If you’re planning to be on the Oregon Coast this week, grab your camera and help document the latest “king” tide.
King tides are natural events, caused by predictable astronomical factors that generate tides higher than most high tides. By understanding which areas are most affected by king tides, scientists, emergency planners and local officials can get a better idea which places might also be susceptible to high water generated by increasing wave heights, winter storms and a rising sea level.
Since 2011, the Oregon Department of Land Conservation and Development has invited photographers to help visually document how high the water reaches during king tides -such as the ones forecast daily for the Oregon coast through this Thursday, Nov. 15. Oregon joins Australia, British Columbia, Washington and the San Francisco Bay area in the documentary effort.
To learn more about the King Tide Photo Project – including where, when and how to photograph the tides, what your photos should show and how to submit them to the project’s photo gallery – visit the Oregon King Tide Photo Project website.
Good king tide photos will show water levels adjacent to a fixed feature like a piling, seawall or bridge abutment. Including such features allow observers to track how the actual water levels vary over time. f Good photos also must include information about the location, the date and time the photo was taken and which direction the photographer was facing. Two photos taken from the same spot, one during the king tide and the other at a typical high tide, are also very helpful in highlighting these water events.

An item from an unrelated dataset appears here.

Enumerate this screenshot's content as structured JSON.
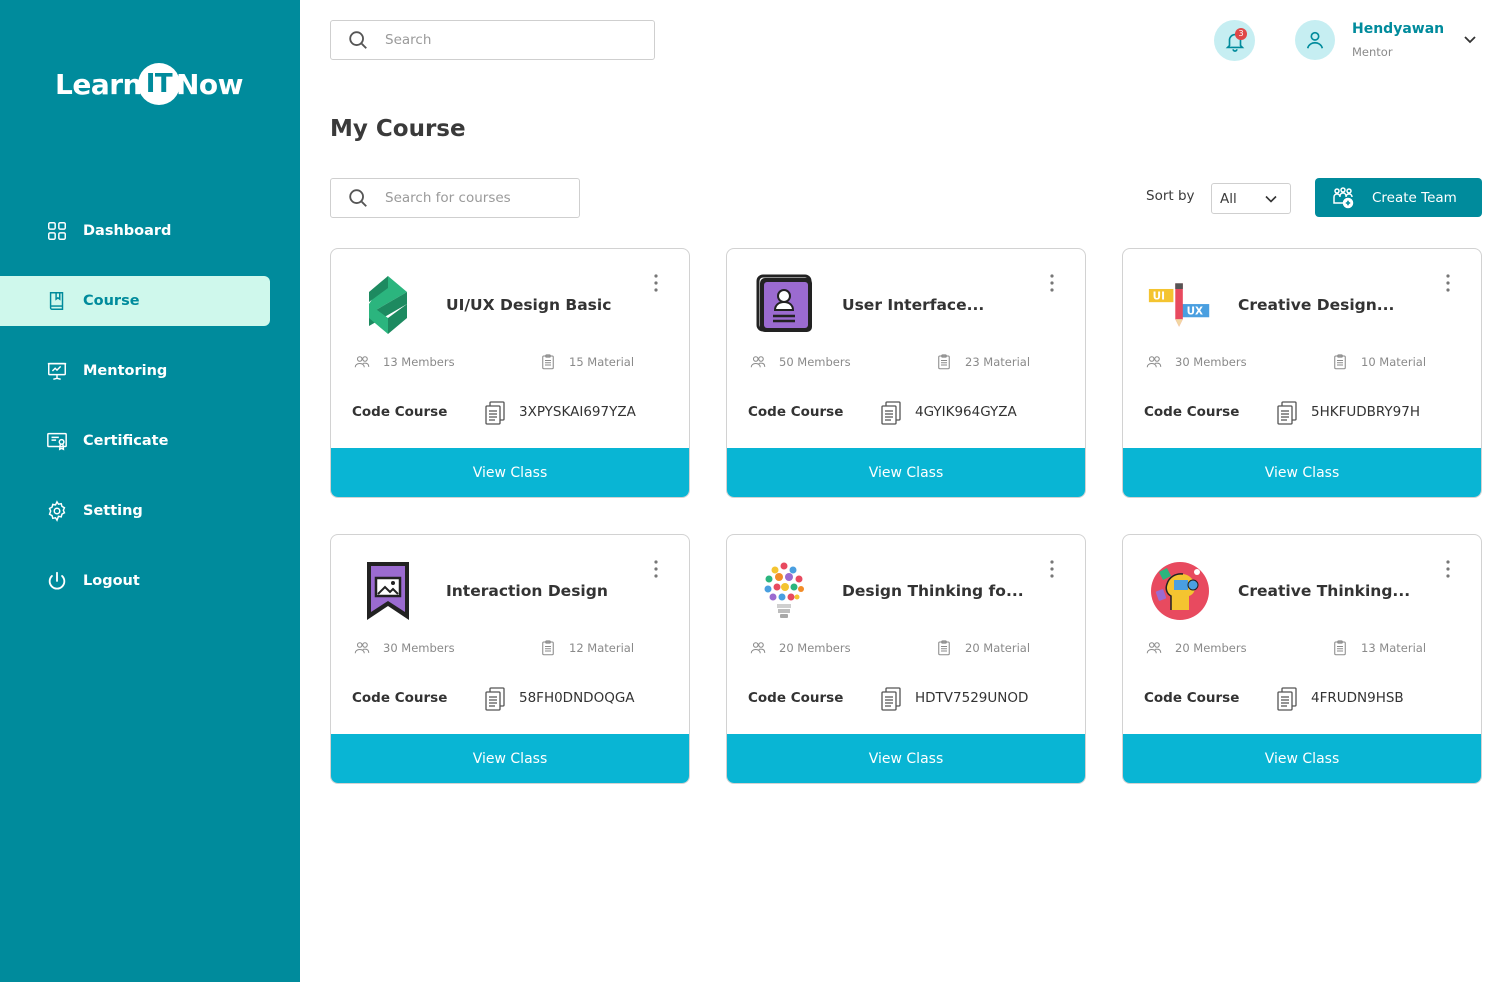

If you’d like to take part, but miss this month’s event, additional king tides are predicted for December 12-14th, 2012 and January 10-12th, 2013.
- Photographs from the King Tides project, on Flickr